What follows is a set of records, each of which is to be written out exactly.

---------- Data shown

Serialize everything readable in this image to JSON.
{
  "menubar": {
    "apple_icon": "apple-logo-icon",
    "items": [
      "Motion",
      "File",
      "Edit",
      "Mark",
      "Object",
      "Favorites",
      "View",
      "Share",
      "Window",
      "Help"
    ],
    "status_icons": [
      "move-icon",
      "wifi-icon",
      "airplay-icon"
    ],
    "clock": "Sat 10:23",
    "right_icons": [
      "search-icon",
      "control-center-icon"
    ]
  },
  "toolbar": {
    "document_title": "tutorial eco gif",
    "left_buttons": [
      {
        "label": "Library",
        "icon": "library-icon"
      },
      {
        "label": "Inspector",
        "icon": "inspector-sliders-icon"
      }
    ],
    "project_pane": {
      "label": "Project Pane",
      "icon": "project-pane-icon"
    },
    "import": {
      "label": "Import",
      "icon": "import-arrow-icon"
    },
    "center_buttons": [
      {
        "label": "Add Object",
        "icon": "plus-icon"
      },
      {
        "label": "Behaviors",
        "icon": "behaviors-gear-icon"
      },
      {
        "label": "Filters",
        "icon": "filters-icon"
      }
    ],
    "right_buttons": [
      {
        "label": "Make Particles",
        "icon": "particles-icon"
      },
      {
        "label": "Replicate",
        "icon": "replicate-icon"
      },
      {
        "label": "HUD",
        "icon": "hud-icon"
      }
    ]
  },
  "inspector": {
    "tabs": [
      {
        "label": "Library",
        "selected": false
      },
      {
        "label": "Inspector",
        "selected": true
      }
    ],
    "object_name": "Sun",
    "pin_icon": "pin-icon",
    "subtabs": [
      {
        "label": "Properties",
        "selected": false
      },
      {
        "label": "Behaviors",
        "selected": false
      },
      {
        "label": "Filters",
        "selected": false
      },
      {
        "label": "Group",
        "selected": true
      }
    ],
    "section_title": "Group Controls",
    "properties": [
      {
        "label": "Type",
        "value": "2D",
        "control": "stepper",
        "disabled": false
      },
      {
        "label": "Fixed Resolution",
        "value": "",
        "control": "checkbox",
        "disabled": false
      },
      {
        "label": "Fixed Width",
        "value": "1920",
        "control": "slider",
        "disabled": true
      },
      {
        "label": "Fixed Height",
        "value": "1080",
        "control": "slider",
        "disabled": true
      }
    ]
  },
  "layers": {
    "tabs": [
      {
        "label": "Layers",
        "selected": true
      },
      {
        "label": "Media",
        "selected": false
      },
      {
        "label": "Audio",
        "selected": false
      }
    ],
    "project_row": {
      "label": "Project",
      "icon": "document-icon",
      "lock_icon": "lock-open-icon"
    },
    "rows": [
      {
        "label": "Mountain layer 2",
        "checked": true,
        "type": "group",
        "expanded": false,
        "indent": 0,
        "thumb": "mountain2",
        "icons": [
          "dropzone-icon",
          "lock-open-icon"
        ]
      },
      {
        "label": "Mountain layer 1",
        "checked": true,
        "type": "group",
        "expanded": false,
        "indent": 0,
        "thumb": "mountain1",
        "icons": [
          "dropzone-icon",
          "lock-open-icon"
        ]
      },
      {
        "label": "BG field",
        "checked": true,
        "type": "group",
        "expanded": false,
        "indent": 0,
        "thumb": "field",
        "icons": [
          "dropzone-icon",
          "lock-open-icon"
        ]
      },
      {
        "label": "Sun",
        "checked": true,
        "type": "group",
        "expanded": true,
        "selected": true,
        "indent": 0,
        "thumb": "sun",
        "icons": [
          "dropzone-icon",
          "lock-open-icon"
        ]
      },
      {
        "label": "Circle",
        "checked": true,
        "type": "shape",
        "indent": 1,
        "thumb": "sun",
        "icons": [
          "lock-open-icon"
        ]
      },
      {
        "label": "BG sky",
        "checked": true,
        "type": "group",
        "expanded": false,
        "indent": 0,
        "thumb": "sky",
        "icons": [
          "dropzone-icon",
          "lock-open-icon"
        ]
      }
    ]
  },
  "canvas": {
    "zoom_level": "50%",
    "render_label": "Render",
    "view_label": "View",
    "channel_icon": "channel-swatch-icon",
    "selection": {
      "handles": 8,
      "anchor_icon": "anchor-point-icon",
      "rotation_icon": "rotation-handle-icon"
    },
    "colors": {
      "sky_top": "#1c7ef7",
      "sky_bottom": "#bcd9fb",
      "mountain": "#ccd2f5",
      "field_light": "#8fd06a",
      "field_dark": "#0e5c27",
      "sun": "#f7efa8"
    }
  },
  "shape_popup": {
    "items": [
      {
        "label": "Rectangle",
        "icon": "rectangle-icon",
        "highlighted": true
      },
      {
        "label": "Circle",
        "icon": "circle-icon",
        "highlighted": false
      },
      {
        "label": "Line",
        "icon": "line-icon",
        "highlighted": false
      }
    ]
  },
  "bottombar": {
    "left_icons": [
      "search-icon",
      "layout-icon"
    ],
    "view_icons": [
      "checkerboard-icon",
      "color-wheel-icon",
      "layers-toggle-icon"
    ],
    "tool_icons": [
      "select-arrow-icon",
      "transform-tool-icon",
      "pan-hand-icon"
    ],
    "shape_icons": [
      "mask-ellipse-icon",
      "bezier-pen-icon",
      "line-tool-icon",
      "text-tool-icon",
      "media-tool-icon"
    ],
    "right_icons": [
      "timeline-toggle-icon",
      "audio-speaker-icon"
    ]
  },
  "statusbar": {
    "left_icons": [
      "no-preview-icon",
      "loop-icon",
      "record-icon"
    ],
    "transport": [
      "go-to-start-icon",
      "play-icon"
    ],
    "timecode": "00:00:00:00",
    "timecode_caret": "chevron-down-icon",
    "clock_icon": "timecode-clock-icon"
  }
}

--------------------

▶ Completed exercise
Serialize everything readable in this image to JSON.
{
  "menubar": {
    "apple_icon": "apple-logo-icon",
    "items": [
      "Motion",
      "File",
      "Edit",
      "Mark",
      "Object",
      "Favorites",
      "View",
      "Share",
      "Window",
      "Help"
    ],
    "status_icons": [
      "move-icon",
      "wifi-icon",
      "airplay-icon"
    ],
    "clock": "Sat 10:23",
    "right_icons": [
      "search-icon",
      "control-center-icon"
    ]
  },
  "toolbar": {
    "document_title": "tutorial eco gif",
    "left_buttons": [
      {
        "label": "Library",
        "icon": "library-icon"
      },
      {
        "label": "Inspector",
        "icon": "inspector-sliders-icon"
      }
    ],
    "project_pane": {
      "label": "Project Pane",
      "icon": "project-pane-icon"
    },
    "import": {
      "label": "Import",
      "icon": "import-arrow-icon"
    },
    "center_buttons": [
      {
        "label": "Add Object",
        "icon": "plus-icon"
      },
      {
        "label": "Behaviors",
        "icon": "behaviors-gear-icon"
      },
      {
        "label": "Filters",
        "icon": "filters-icon"
      }
    ],
    "right_buttons": [
      {
        "label": "Make Particles",
        "icon": "particles-icon"
      },
      {
        "label": "Replicate",
        "icon": "replicate-icon"
      },
      {
        "label": "HUD",
        "icon": "hud-icon"
      }
    ]
  },
  "inspector": {
    "tabs": [
      {
        "label": "Library",
        "selected": false
      },
      {
        "label": "Inspector",
        "selected": true
      }
    ],
    "object_name": "Sun",
    "pin_icon": "pin-icon",
    "subtabs": [
      {
        "label": "Properties",
        "selected": false
      },
      {
        "label": "Behaviors",
        "selected": false
      },
      {
        "label": "Filters",
        "selected": false
      },
      {
        "label": "Group",
        "selected": true
      }
    ],
    "section_title": "Group Controls",
    "properties": [
      {
        "label": "Type",
        "value": "2D",
        "control": "stepper",
        "disabled": false
      },
      {
        "label": "Fixed Resolution",
        "value": "",
        "control": "checkbox",
        "disabled": false
      },
      {
        "label": "Fixed Width",
        "value": "1920",
        "control": "slider",
        "disabled": true
      },
      {
        "label": "Fixed Height",
        "value": "1080",
        "control": "slider",
        "disabled": true
      }
    ]
  },
  "layers": {
    "tabs": [
      {
        "label": "Layers",
        "selected": true
      },
      {
        "label": "Media",
        "selected": false
      },
      {
        "label": "Audio",
        "selected": false
      }
    ],
    "project_row": {
      "label": "Project",
      "icon": "document-icon",
      "lock_icon": "lock-open-icon"
    },
    "rows": [
      {
        "label": "Mountain layer 2",
        "checked": true,
        "type": "group",
        "expanded": false,
        "indent": 0,
        "thumb": "mountain2",
        "icons": [
          "dropzone-icon",
          "lock-open-icon"
        ]
      },
      {
        "label": "Mountain layer 1",
        "checked": true,
        "type": "group",
        "expanded": false,
        "indent": 0,
        "thumb": "mountain1",
        "icons": [
          "dropzone-icon",
          "lock-open-icon"
        ]
      },
      {
        "label": "BG field",
        "checked": true,
        "type": "group",
        "expanded": false,
        "indent": 0,
        "thumb": "field",
        "icons": [
          "dropzone-icon",
          "lock-open-icon"
        ]
      },
      {
        "label": "Sun",
        "checked": true,
        "type": "group",
        "expanded": true,
        "selected": true,
        "indent": 0,
        "thumb": "sun",
        "icons": [
          "dropzone-icon",
          "lock-open-icon"
        ]
      },
      {
        "label": "Circle",
        "checked": true,
        "type": "shape",
        "indent": 1,
        "thumb": "sun",
        "icons": [
          "lock-open-icon"
        ]
      },
      {
        "label": "BG sky",
        "checked": true,
        "type": "group",
        "expanded": false,
        "indent": 0,
        "thumb": "sky",
        "icons": [
          "dropzone-icon",
          "lock-open-icon"
        ]
      }
    ]
  },
  "canvas": {
    "zoom_level": "50%",
    "render_label": "Render",
    "view_label": "View",
    "channel_icon": "channel-swatch-icon",
    "selection": {
      "handles": 8,
      "anchor_icon": "anchor-point-icon",
      "rotation_icon": "rotation-handle-icon"
    },
    "colors": {
      "sky_top": "#1c7ef7",
      "sky_bottom": "#bcd9fb",
      "mountain": "#ccd2f5",
      "field_light": "#8fd06a",
      "field_dark": "#0e5c27",
      "sun": "#f7efa8"
    }
  },
  "shape_popup": {
    "items": [
      {
        "label": "Rectangle",
        "icon": "rectangle-icon",
        "highlighted": true
      },
      {
        "label": "Circle",
        "icon": "circle-icon",
        "highlighted": false
      },
      {
        "label": "Line",
        "icon": "line-icon",
        "highlighted": false
      }
    ]
  },
  "bottombar": {
    "left_icons": [
      "search-icon",
      "layout-icon"
    ],
    "view_icons": [
      "checkerboard-icon",
      "color-wheel-icon",
      "layers-toggle-icon"
    ],
    "tool_icons": [
      "select-arrow-icon",
      "transform-tool-icon",
      "pan-hand-icon"
    ],
    "shape_icons": [
      "mask-ellipse-icon",
      "bezier-pen-icon",
      "line-tool-icon",
      "text-tool-icon",
      "media-tool-icon"
    ],
    "right_icons": [
      "timeline-toggle-icon",
      "audio-speaker-icon"
    ]
  },
  "statusbar": {
    "left_icons": [
      "no-preview-icon",
      "loop-icon",
      "record-icon"
    ],
    "transport": [
      "go-to-start-icon",
      "play-icon"
    ],
    "timecode": "00:00:00:00",
    "timecode_caret": "chevron-down-icon",
    "clock_icon": "timecode-clock-icon"
  }
}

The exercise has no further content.